**PROBLEM TO WORK ON:** The records below are to be copied exactly, with every picture left out.

─── DATASET RECORDS ───

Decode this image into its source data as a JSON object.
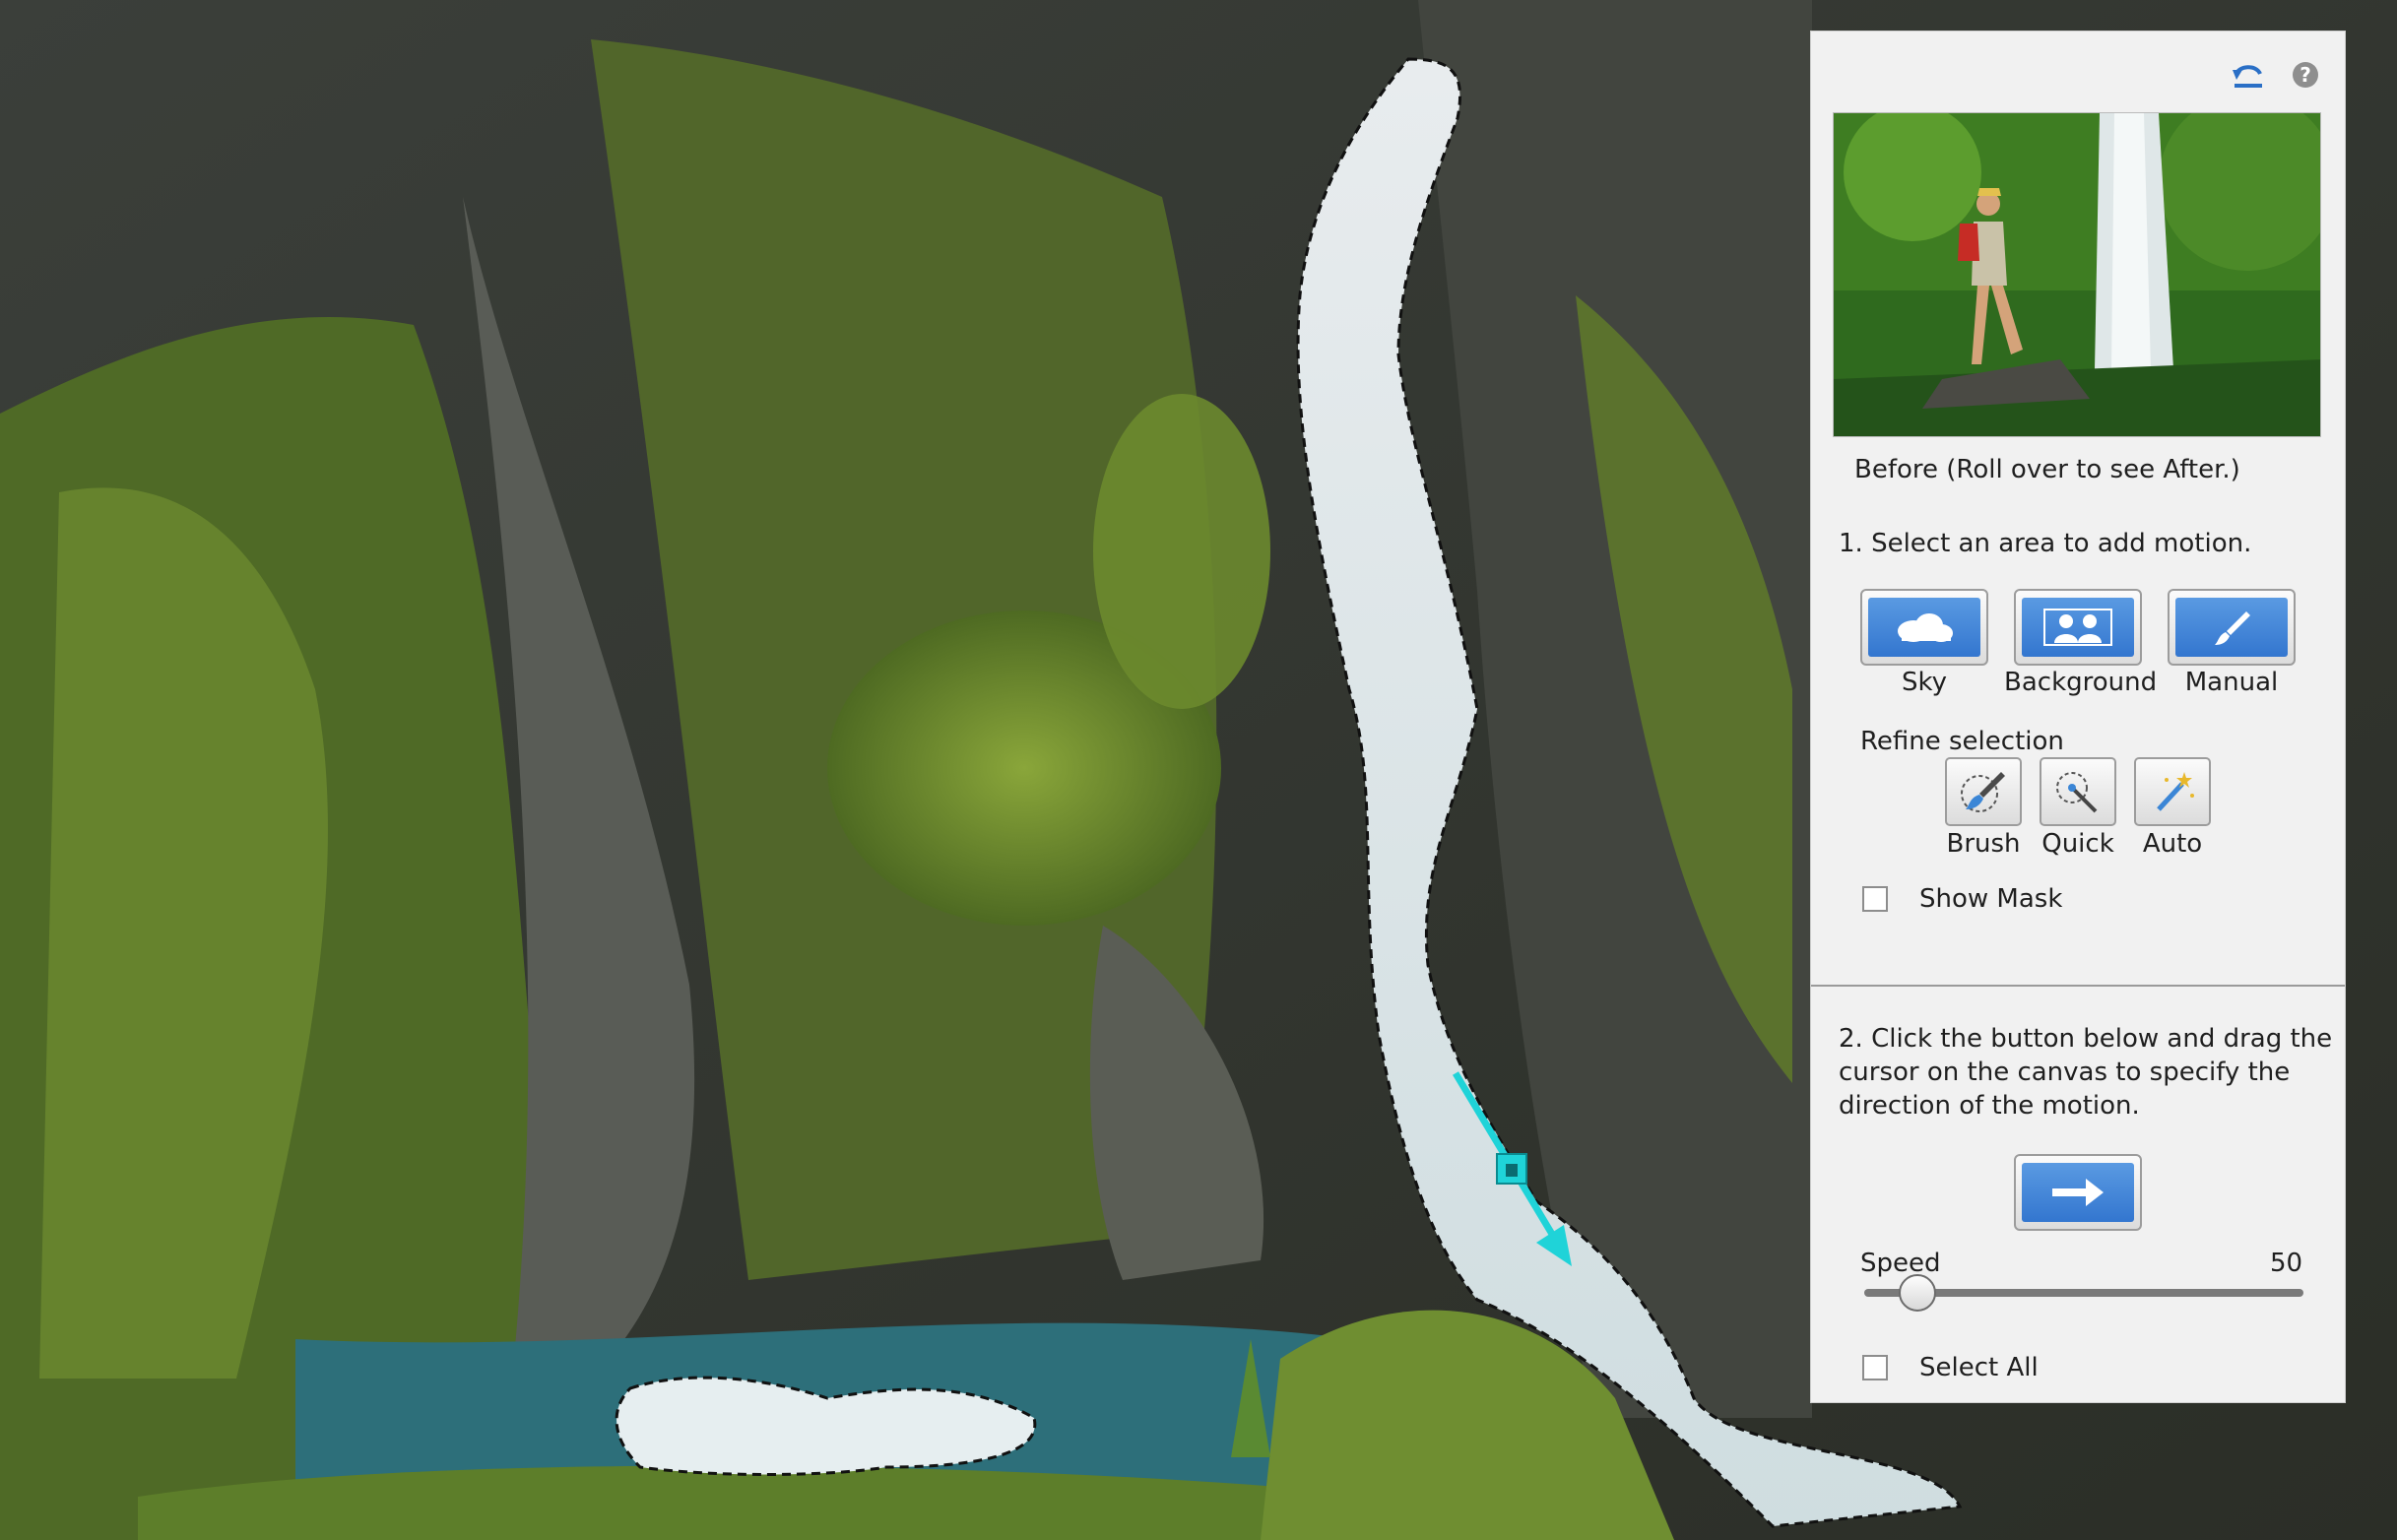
{
  "panel": {
    "preview_caption": "Before (Roll over to see After.)",
    "step1_label": "1. Select an area to add motion.",
    "select_buttons": [
      {
        "label": "Sky",
        "icon": "sky-cloud-icon"
      },
      {
        "label": "Background",
        "icon": "background-people-icon"
      },
      {
        "label": "Manual",
        "icon": "manual-brush-icon"
      }
    ],
    "refine_label": "Refine selection",
    "refine_buttons": [
      {
        "label": "Brush",
        "icon": "refine-brush-icon"
      },
      {
        "label": "Quick",
        "icon": "quick-select-icon"
      },
      {
        "label": "Auto",
        "icon": "auto-wand-icon"
      }
    ],
    "show_mask_label": "Show Mask",
    "show_mask_checked": false,
    "step2_line1": "2. Click the button below and drag the",
    "step2_line2": "cursor on the canvas to specify the",
    "step2_line3": "direction of the motion.",
    "motion_button_icon": "arrow-right-icon",
    "speed_label": "Speed",
    "speed_value": "50",
    "speed_fraction": 0.12,
    "select_all_label": "Select All",
    "select_all_checked": false,
    "header_icons": [
      "reset-icon",
      "help-icon"
    ]
  },
  "canvas": {
    "motion_arrow_color": "#1fd3d8",
    "selection_outline": "dashed marching ants"
  }
}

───

**RESULT FOR THIS EXERCISE:**
Decode this image into its source data as a JSON object.
{
  "panel": {
    "preview_caption": "Before (Roll over to see After.)",
    "step1_label": "1. Select an area to add motion.",
    "select_buttons": [
      {
        "label": "Sky",
        "icon": "sky-cloud-icon"
      },
      {
        "label": "Background",
        "icon": "background-people-icon"
      },
      {
        "label": "Manual",
        "icon": "manual-brush-icon"
      }
    ],
    "refine_label": "Refine selection",
    "refine_buttons": [
      {
        "label": "Brush",
        "icon": "refine-brush-icon"
      },
      {
        "label": "Quick",
        "icon": "quick-select-icon"
      },
      {
        "label": "Auto",
        "icon": "auto-wand-icon"
      }
    ],
    "show_mask_label": "Show Mask",
    "show_mask_checked": false,
    "step2_line1": "2. Click the button below and drag the",
    "step2_line2": "cursor on the canvas to specify the",
    "step2_line3": "direction of the motion.",
    "motion_button_icon": "arrow-right-icon",
    "speed_label": "Speed",
    "speed_value": "50",
    "speed_fraction": 0.12,
    "select_all_label": "Select All",
    "select_all_checked": false,
    "header_icons": [
      "reset-icon",
      "help-icon"
    ]
  },
  "canvas": {
    "motion_arrow_color": "#1fd3d8",
    "selection_outline": "dashed marching ants"
  }
}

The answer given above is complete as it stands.